Shollenberger further noted that the JHCCC is primarily focused on alerting individuals who have made meaningful contacts with University affiliates who tested positive and would not provide contact tracing information online.
Since the beginning of the semester, the University has administered 1,174 tests to 968 people, according to the dashboard; there were 50 total positive tests. Last week, there were 25 positive tests out of 590 tests administered to 479 people.
The dashboard numbers are updated every Monday, breaking down testing data between students and faculty/staff. It does not provide separate data points based on campuses.
Students expressed concerns about the accuracy of the data on the dashboard.
After arriving in Baltimore, Tan decided to get tested for COVID-19 outside of the JHCCC system. She stressed that the University’s dashboard excludes important data.
“I’m concerned how accurate the dashboard is because it doesn’t include people like me who got tested on their own,“ she said.
Many students who have returned to Baltimore have been getting tested outside the JHCCC system. There are several designated testing locations throughout Baltimore as well as a few mobile testing sites.
Since arriving in Baltimore in August, junior Mario Aguirre has received four COVID-19 tests from Baltimore testing facilities. He echoed Tan’s concern that the dashboard does not provide meaningful data on students living in Charles Village in an email to The News-Letter.
“While the dashboard is useful for seeing new cases in staff and students in JHU housing, it is only updated once a week, which is inconvenient,” he wrote. “The bigger problem is that the dashboard does not account for the students living off-campus. That population is significant and is vulnerable as there are less robust testing standards and contact tracing for off-campus students.”
Aguirre believes that the University should expand testing to students in off-campus housing.
“Hopkins should offer testing for students living in Charles Village and integrate that data into the dashboard so students and other Charles Village residents are safer,” he wrote.
The University currently does not provide regular testing to students living in off-campus housing. Students in off-campus housing can only get tested through the JHCCC system if they exhibit symptoms that meet the criteria set by the University’s infection control team.
Junior Ranjani Ramasubramanian called on the University to expand testing efforts to include asymptomatic testing for students living in off-campus housing.
“What would make the dashboard more effective is if we had asymptomatic testing so people can go testing if they have the slightest inkling that they have COVID. A lot of people have those fears but are not testing,” she said. “For all we know, they could have COVID, so the dashboard numbers are just not accurate.”
Vice Provost and Chief Risk and Compliance Officer Jonathan Links clarified in an email to The News-Letter that the study will involve up to 100 residential undergraduate students, 100 students residing in Charles Village and 100 staff and faculty who are engaging in Phase One activities on campus.
Ramasubramanian further noted the limitations of the epidemiological surveillance study given that participants are volunteers.
“A lot of students who have been participating in risky behavior — and there are a lot of those in off-campus housing — would not want to be part of this.

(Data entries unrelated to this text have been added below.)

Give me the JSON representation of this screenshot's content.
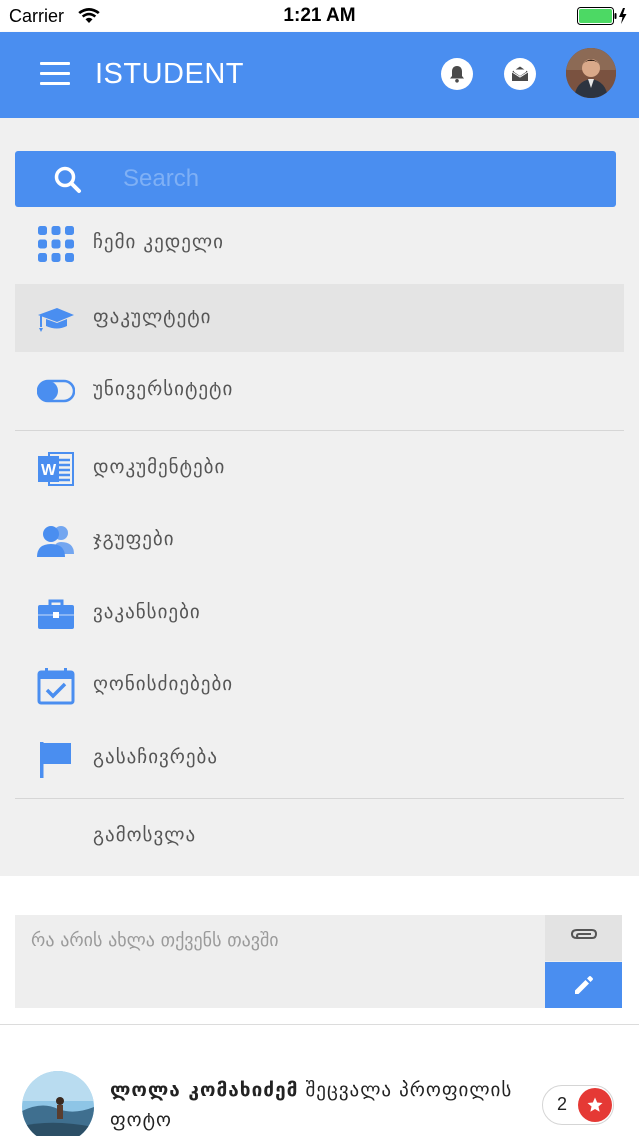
{
  "status_bar": {
    "carrier": "Carrier",
    "time": "1:21 AM"
  },
  "header": {
    "title": "ISTUDENT",
    "accent_color": "#4a8ef0"
  },
  "search": {
    "placeholder": "Search"
  },
  "menu": {
    "items": [
      {
        "label": "ჩემი კედელი",
        "icon": "grid-icon"
      },
      {
        "label": "ფაკულტეტი",
        "icon": "graduation-cap-icon"
      },
      {
        "label": "უნივერსიტეტი",
        "icon": "toggle-icon"
      },
      {
        "label": "დოკუმენტები",
        "icon": "word-document-icon"
      },
      {
        "label": "ჯგუფები",
        "icon": "users-icon"
      },
      {
        "label": "ვაკანსიები",
        "icon": "briefcase-icon"
      },
      {
        "label": "ღონისძიებები",
        "icon": "calendar-check-icon"
      },
      {
        "label": "გასაჩივრება",
        "icon": "flag-icon"
      }
    ],
    "logout_label": "გამოსვლა",
    "active_index": 1
  },
  "composer": {
    "placeholder": "რა არის ახლა თქვენს თავში"
  },
  "feed": {
    "items": [
      {
        "author": "ლოლა კომახიძემ",
        "action": " შეცვალა პროფილის ფოტო",
        "likes": "2"
      }
    ]
  }
}
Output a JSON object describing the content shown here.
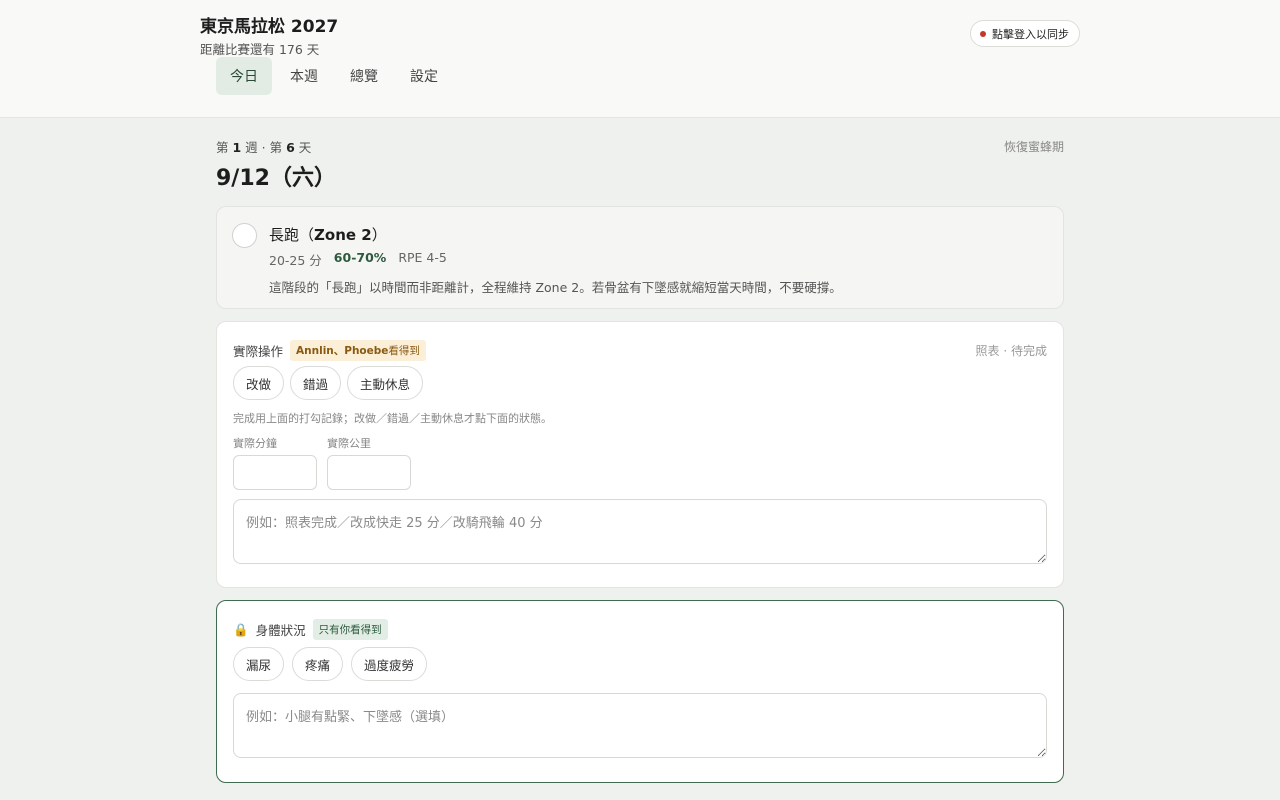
{
  "header": {
    "title": "東京馬拉松 2027",
    "countdown": "距離比賽還有 176 天",
    "sync_label": "點擊登入以同步",
    "sync_dot_color": "#c0392b",
    "tabs": [
      {
        "label": "今日",
        "active": true
      },
      {
        "label": "本週",
        "active": false
      },
      {
        "label": "總覽",
        "active": false
      },
      {
        "label": "設定",
        "active": false
      }
    ]
  },
  "day": {
    "week_prefix": "第 ",
    "week_num": "1",
    "week_mid": " 週 · 第 ",
    "day_num": "6",
    "day_suffix": " 天",
    "recover_label": "恢復蜜蜂期",
    "date": "9/12（六）"
  },
  "plan": {
    "title_prefix": "長跑（",
    "title_zone": "Zone 2",
    "title_suffix": "）",
    "duration": "20-25 分",
    "intensity": "60-70%",
    "rpe": "RPE 4-5",
    "description": "這階段的「長跑」以時間而非距離計，全程維持 Zone 2。若骨盆有下墜感就縮短當天時間，不要硬撐。"
  },
  "actual": {
    "label": "實際操作",
    "visibility_names": "Annlin、Phoebe",
    "visibility_suffix": "看得到",
    "status": "照表 · 待完成",
    "options": [
      "改做",
      "錯過",
      "主動休息"
    ],
    "hint": "完成用上面的打勾記錄；改做／錯過／主動休息才點下面的狀態。",
    "minutes_label": "實際分鐘",
    "km_label": "實際公里",
    "note_placeholder": "例如：照表完成／改成快走 25 分／改騎飛輪 40 分"
  },
  "body": {
    "lock_icon": "🔒",
    "label": "身體狀況",
    "visibility": "只有你看得到",
    "options": [
      "漏尿",
      "疼痛",
      "過度疲勞"
    ],
    "note_placeholder": "例如：小腿有點緊、下墜感（選填）"
  },
  "colors": {
    "accent": "#2d5a3d",
    "tab_active_bg": "#e2ebe4",
    "badge_yellow_bg": "#fbefd7"
  }
}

I don’t think it will give an accurate representation,” she said. “It should be mandatory for anyone staying off-campus to be tested once a week, so it's an everyone thing, not an option thing on a limited scope.”
Tan, however, argued that the University should not make testing mandatory for students in off-campus housing but instead provide transportation to COVID-19 testing sites in Baltimore if it is unable to provide asymptomatic testing.
“Getting testing is your decision. But the school should make the option available for testing for people who want it,” she said. “If the University doesn’t provide testing, it would be great if they could at least provide transportation for students who want to be tested.”